Silicon optical photon-to-phonon converter could be sensitive radar sensor
Laser light is converted to mechanical vibrations, which are stored, filtered, and delayed.
|Two green silicon optical waveguides are shown embedded in a gray photonic crystal membrane (top). In the bottom image, the violet and blue curves represent optical input and output signals; the yellow curves represent transduced phonon waves. (Image: Sandia National Laboratories)|
Scientists from Yale University (New Haven, CT), Sandia National Laboratories, (Albuquerque, NM), and the University of Texas at Austin have built a device that, by coupling laser photons with phonons (vibration quanta), allows an integrated silicon photonic circuit to do efficient signal processing of radio-frequency (RF) info such as radar data.1
Because phonons travel at the speed of sound rather than light, the slower velocity allows data to be stored, filtered, and delayed over very small length scales with high fidelity. The RF filters would form the basis for spectrometers that would let users “see” energies placed in various frequency bands across a wide spectral range.
The novel, very thin filter structures are in the laboratory stage. A system demonstration, complete with lasers, modulators, detectors and battery, should be a bit larger than a computer hard drive, weigh only a few pounds, and become available within three to five years.
Using the nano-optomechanical coupling approach, the researchers were able to combine the high bandwidth offered by light (demonstrated at frequencies up to 20 GHz and easily extended to 100 GHz) with the linearity and sharp resonances provided by phononic filters. The energy cost of this photon-to-phonon conversion is offset by the high-resolution filter responses that exhibit very little signal distortion over a wide frequency range, says Charles Reinke, who leads the effort at Sandia National Laboratories.
Creating a phononic crystal requires taking a thin film of material, in this case silicon nitride (SiN), and modifying its mechanical properties via the phononic-crystal lattice. For the filtering system, two materials are key: SiN to form the membranes in which the acoustic signals propagate, and silicon to form optical waveguides. The dual system optimizes the acoustic and optical properties of the device independent of each other.
The photonic-phononic devices also could be incorporated with on-chip photodetectors and other electronics.
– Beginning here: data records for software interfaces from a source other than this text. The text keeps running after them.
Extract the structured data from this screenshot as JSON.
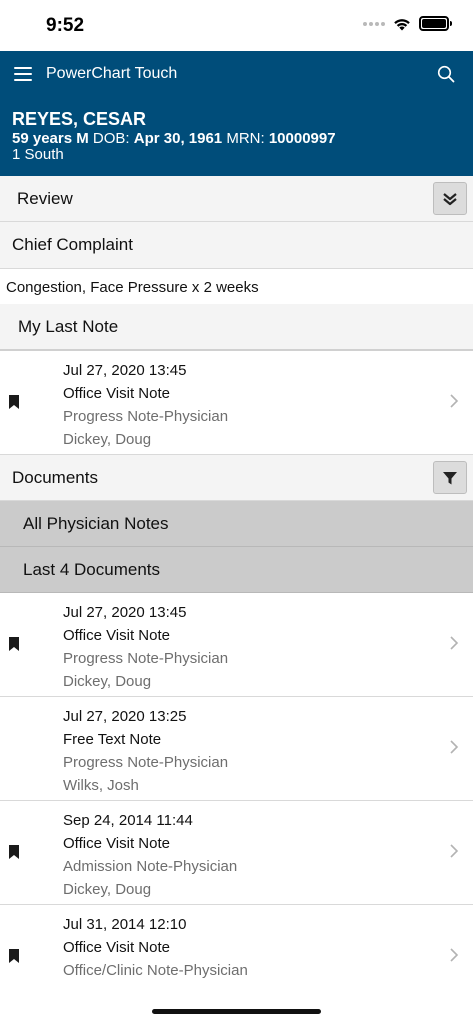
{
  "status": {
    "time": "9:52"
  },
  "header": {
    "app_title": "PowerChart Touch"
  },
  "patient": {
    "name": "REYES, CESAR",
    "age": "59 years",
    "sex": "M",
    "dob_label": "DOB:",
    "dob": "Apr 30, 1961",
    "mrn_label": "MRN:",
    "mrn": "10000997",
    "location": "1 South"
  },
  "review": {
    "label": "Review"
  },
  "chief_complaint": {
    "label": "Chief Complaint",
    "text": "Congestion, Face Pressure x 2 weeks"
  },
  "my_last_note": {
    "label": "My Last Note",
    "item": {
      "date": "Jul 27, 2020 13:45",
      "title": "Office Visit Note",
      "type": "Progress Note-Physician",
      "author": "Dickey, Doug",
      "bookmarked": true
    }
  },
  "documents": {
    "label": "Documents",
    "filters": [
      "All Physician Notes",
      "Last 4 Documents"
    ],
    "items": [
      {
        "date": "Jul 27, 2020 13:45",
        "title": "Office Visit Note",
        "type": "Progress Note-Physician",
        "author": "Dickey, Doug",
        "bookmarked": true
      },
      {
        "date": "Jul 27, 2020 13:25",
        "title": "Free Text Note",
        "type": "Progress Note-Physician",
        "author": "Wilks, Josh",
        "bookmarked": false
      },
      {
        "date": "Sep 24, 2014 11:44",
        "title": "Office Visit Note",
        "type": "Admission Note-Physician",
        "author": "Dickey, Doug",
        "bookmarked": true
      },
      {
        "date": "Jul 31, 2014 12:10",
        "title": "Office Visit Note",
        "type": "Office/Clinic Note-Physician",
        "author": "",
        "bookmarked": true
      }
    ]
  },
  "colors": {
    "header_bg": "#004d7a",
    "section_bg": "#f4f4f4",
    "filter_bg": "#cbcbcb"
  },
  "icons": {
    "menu": "menu-icon",
    "search": "search-icon",
    "expand": "double-chevron-down-icon",
    "filter": "filter-icon",
    "bookmark": "bookmark-icon",
    "chevron": "chevron-right-icon"
  }
}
The work was initiated by Sandia's Laboratory Directed Research and Development office and is currently funded for almost $5 million by the Defense Advanced Research Projects Agency (DARPA).
1. Heedeuk Shin et al., Nature Communications (2015); doi: 10.1038/ncomms7427